- [Activity]:
Apart from any images, the entries are to be output exactly.

- [Provided entries]:
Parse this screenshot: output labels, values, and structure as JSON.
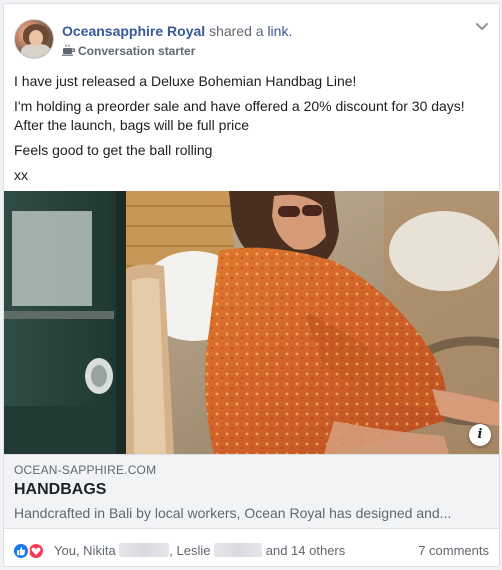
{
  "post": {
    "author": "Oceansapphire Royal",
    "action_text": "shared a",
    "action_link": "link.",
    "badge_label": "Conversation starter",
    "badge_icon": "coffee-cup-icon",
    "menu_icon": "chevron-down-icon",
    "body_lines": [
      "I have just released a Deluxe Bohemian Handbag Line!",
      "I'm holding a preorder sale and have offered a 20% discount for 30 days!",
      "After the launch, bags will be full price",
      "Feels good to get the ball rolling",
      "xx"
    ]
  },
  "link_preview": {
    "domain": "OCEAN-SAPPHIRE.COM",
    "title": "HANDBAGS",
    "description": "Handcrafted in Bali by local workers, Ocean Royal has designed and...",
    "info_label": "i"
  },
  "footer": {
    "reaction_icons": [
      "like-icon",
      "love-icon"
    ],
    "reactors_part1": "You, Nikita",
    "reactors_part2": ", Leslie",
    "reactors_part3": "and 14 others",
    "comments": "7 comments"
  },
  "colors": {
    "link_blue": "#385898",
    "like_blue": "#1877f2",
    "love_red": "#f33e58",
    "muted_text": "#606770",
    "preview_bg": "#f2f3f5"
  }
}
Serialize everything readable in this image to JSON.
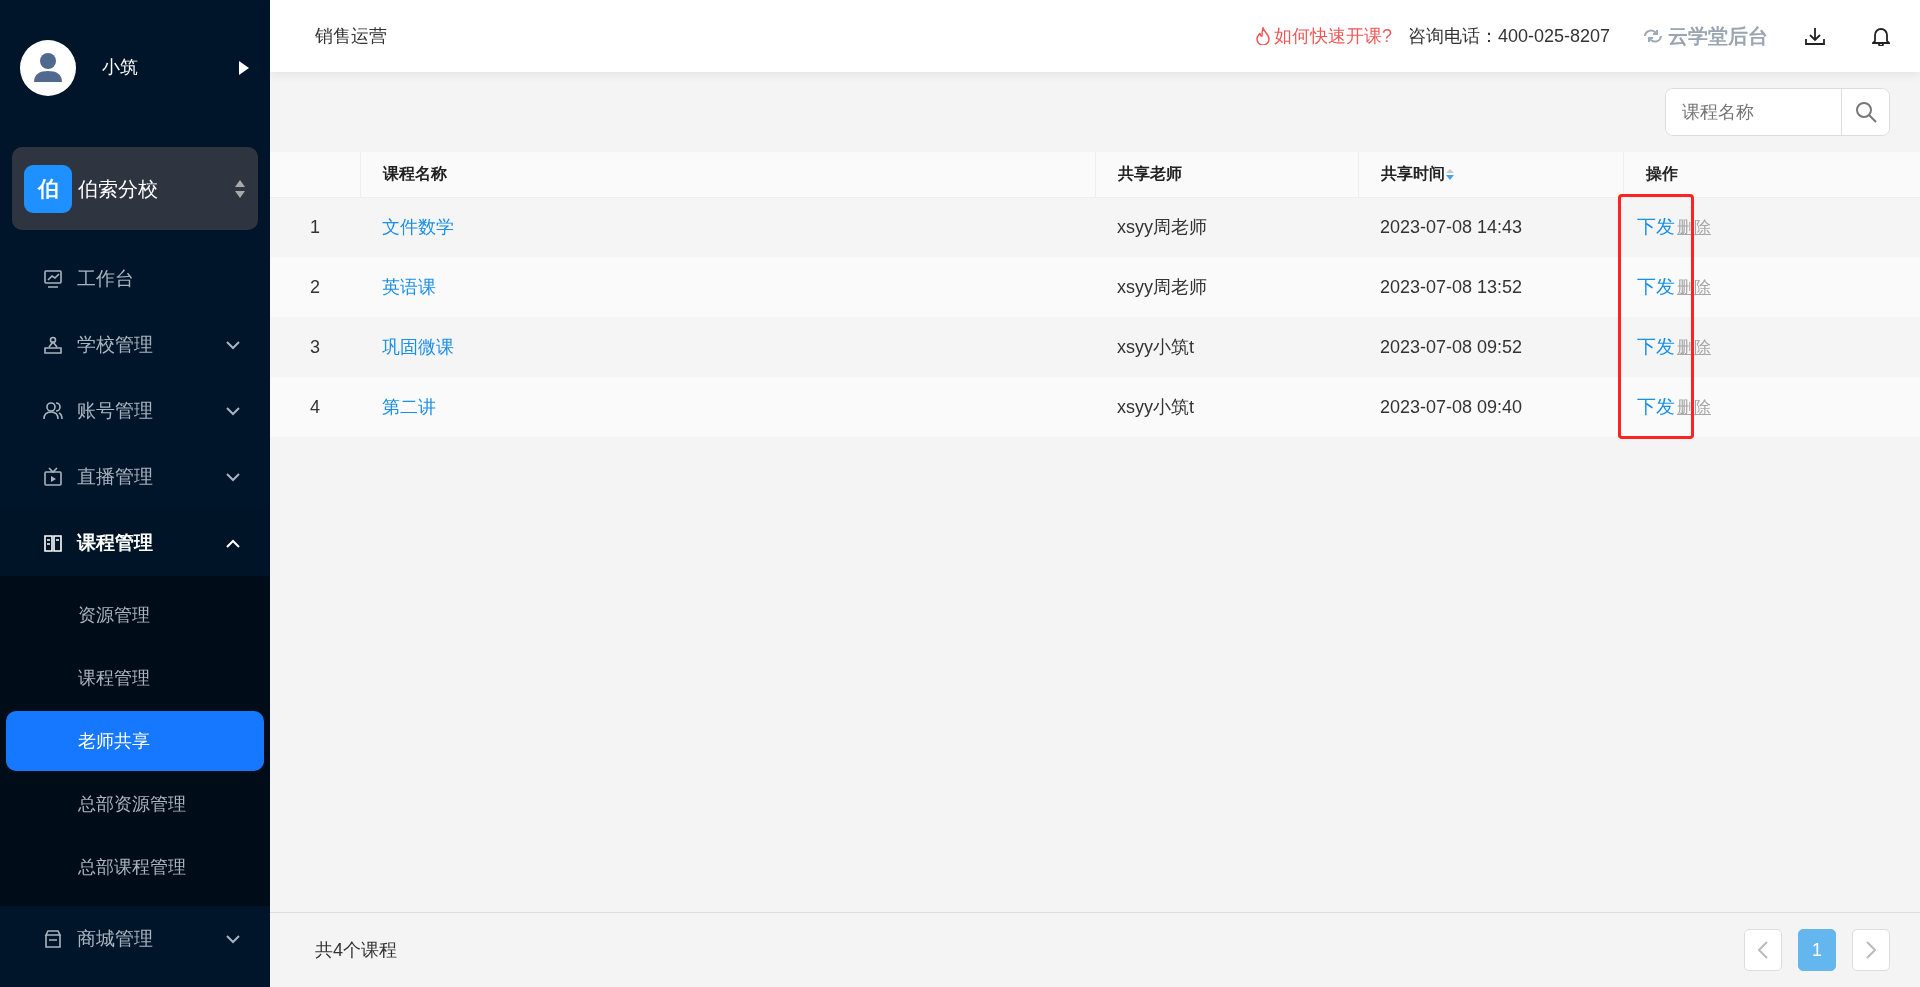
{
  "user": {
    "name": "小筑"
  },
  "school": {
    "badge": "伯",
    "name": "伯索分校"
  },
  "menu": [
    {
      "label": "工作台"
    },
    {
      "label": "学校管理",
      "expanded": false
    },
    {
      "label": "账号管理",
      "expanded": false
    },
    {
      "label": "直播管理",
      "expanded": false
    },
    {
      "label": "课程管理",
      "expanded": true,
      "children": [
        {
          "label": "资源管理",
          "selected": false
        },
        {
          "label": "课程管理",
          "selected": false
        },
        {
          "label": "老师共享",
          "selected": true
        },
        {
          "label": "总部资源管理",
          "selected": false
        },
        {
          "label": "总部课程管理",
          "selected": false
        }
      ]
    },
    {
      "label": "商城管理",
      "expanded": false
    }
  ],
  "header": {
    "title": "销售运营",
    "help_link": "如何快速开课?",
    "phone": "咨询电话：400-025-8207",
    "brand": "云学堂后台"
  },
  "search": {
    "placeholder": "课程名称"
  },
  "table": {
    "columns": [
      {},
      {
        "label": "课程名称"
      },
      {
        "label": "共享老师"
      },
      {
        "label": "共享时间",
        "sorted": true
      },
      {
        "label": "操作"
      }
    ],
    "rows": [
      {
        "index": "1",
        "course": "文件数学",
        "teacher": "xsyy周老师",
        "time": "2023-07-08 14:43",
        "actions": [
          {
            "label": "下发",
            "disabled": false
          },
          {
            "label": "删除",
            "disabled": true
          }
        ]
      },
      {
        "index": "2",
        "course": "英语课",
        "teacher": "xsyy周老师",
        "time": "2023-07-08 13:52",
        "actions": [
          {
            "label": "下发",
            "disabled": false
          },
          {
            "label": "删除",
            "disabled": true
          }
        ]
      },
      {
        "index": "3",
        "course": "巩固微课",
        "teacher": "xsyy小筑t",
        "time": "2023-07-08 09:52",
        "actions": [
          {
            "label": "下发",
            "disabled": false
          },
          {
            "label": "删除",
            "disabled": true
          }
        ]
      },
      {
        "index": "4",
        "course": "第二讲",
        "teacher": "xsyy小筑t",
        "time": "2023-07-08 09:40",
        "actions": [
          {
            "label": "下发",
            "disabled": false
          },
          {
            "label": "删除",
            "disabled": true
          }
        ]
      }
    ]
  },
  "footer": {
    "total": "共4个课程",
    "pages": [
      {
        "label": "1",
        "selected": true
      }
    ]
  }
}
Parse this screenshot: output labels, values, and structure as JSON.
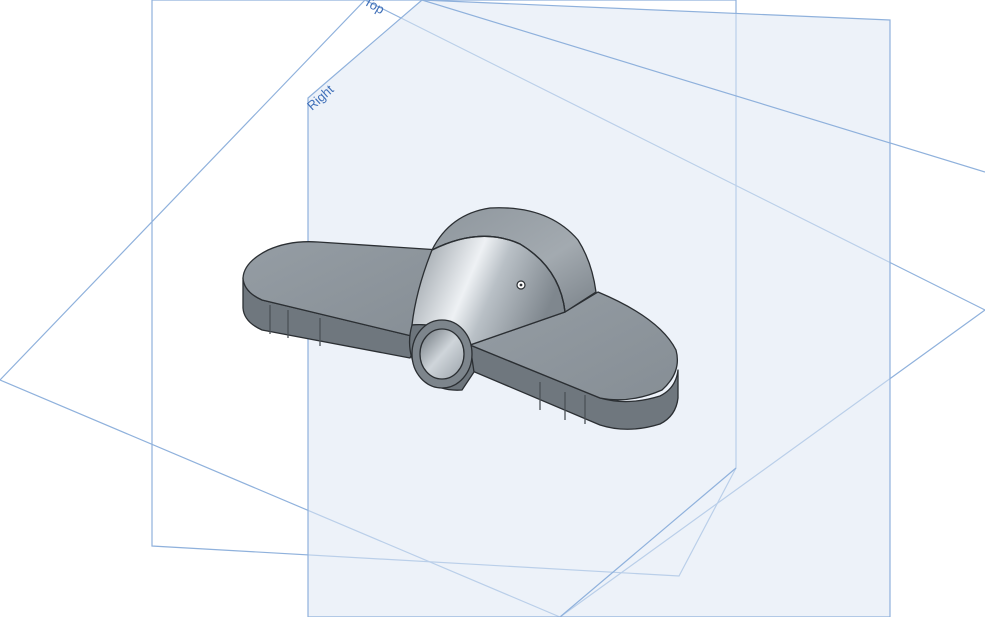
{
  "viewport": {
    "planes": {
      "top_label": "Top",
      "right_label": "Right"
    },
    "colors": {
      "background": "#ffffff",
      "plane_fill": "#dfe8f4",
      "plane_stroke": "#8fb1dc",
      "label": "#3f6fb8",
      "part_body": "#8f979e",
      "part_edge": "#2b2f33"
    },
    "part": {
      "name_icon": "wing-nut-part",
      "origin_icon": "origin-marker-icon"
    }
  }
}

- [Solution for this task]:
Parse this screenshot: output labels, values, and structure as JSON.
{
  "post": {
    "author": "Oceansapphire Royal",
    "action_text": "shared a",
    "action_link": "link.",
    "badge_label": "Conversation starter",
    "badge_icon": "coffee-cup-icon",
    "menu_icon": "chevron-down-icon",
    "body_lines": [
      "I have just released a Deluxe Bohemian Handbag Line!",
      "I'm holding a preorder sale and have offered a 20% discount for 30 days!",
      "After the launch, bags will be full price",
      "Feels good to get the ball rolling",
      "xx"
    ]
  },
  "link_preview": {
    "domain": "OCEAN-SAPPHIRE.COM",
    "title": "HANDBAGS",
    "description": "Handcrafted in Bali by local workers, Ocean Royal has designed and...",
    "info_label": "i"
  },
  "footer": {
    "reaction_icons": [
      "like-icon",
      "love-icon"
    ],
    "reactors_part1": "You, Nikita",
    "reactors_part2": ", Leslie",
    "reactors_part3": "and 14 others",
    "comments": "7 comments"
  },
  "colors": {
    "link_blue": "#385898",
    "like_blue": "#1877f2",
    "love_red": "#f33e58",
    "muted_text": "#606770",
    "preview_bg": "#f2f3f5"
  }
}
Serialize everything readable in this image to JSON.
{
  "user": {
    "name": "小筑"
  },
  "school": {
    "badge": "伯",
    "name": "伯索分校"
  },
  "menu": [
    {
      "label": "工作台"
    },
    {
      "label": "学校管理",
      "expanded": false
    },
    {
      "label": "账号管理",
      "expanded": false
    },
    {
      "label": "直播管理",
      "expanded": false
    },
    {
      "label": "课程管理",
      "expanded": true,
      "children": [
        {
          "label": "资源管理",
          "selected": false
        },
        {
          "label": "课程管理",
          "selected": false
        },
        {
          "label": "老师共享",
          "selected": true
        },
        {
          "label": "总部资源管理",
          "selected": false
        },
        {
          "label": "总部课程管理",
          "selected": false
        }
      ]
    },
    {
      "label": "商城管理",
      "expanded": false
    }
  ],
  "header": {
    "title": "销售运营",
    "help_link": "如何快速开课?",
    "phone": "咨询电话：400-025-8207",
    "brand": "云学堂后台"
  },
  "search": {
    "placeholder": "课程名称"
  },
  "table": {
    "columns": [
      {},
      {
        "label": "课程名称"
      },
      {
        "label": "共享老师"
      },
      {
        "label": "共享时间",
        "sorted": true
      },
      {
        "label": "操作"
      }
    ],
    "rows": [
      {
        "index": "1",
        "course": "文件数学",
        "teacher": "xsyy周老师",
        "time": "2023-07-08 14:43",
        "actions": [
          {
            "label": "下发",
            "disabled": false
          },
          {
            "label": "删除",
            "disabled": true
          }
        ]
      },
      {
        "index": "2",
        "course": "英语课",
        "teacher": "xsyy周老师",
        "time": "2023-07-08 13:52",
        "actions": [
          {
            "label": "下发",
            "disabled": false
          },
          {
            "label": "删除",
            "disabled": true
          }
        ]
      },
      {
        "index": "3",
        "course": "巩固微课",
        "teacher": "xsyy小筑t",
        "time": "2023-07-08 09:52",
        "actions": [
          {
            "label": "下发",
            "disabled": false
          },
          {
            "label": "删除",
            "disabled": true
          }
        ]
      },
      {
        "index": "4",
        "course": "第二讲",
        "teacher": "xsyy小筑t",
        "time": "2023-07-08 09:40",
        "actions": [
          {
            "label": "下发",
            "disabled": false
          },
          {
            "label": "删除",
            "disabled": true
          }
        ]
      }
    ]
  },
  "footer": {
    "total": "共4个课程",
    "pages": [
      {
        "label": "1",
        "selected": true
      }
    ]
  }
}
Parse this screenshot: output labels, values, and structure as JSON.
{
  "viewport": {
    "planes": {
      "top_label": "Top",
      "right_label": "Right"
    },
    "colors": {
      "background": "#ffffff",
      "plane_fill": "#dfe8f4",
      "plane_stroke": "#8fb1dc",
      "label": "#3f6fb8",
      "part_body": "#8f979e",
      "part_edge": "#2b2f33"
    },
    "part": {
      "name_icon": "wing-nut-part",
      "origin_icon": "origin-marker-icon"
    }
  }
}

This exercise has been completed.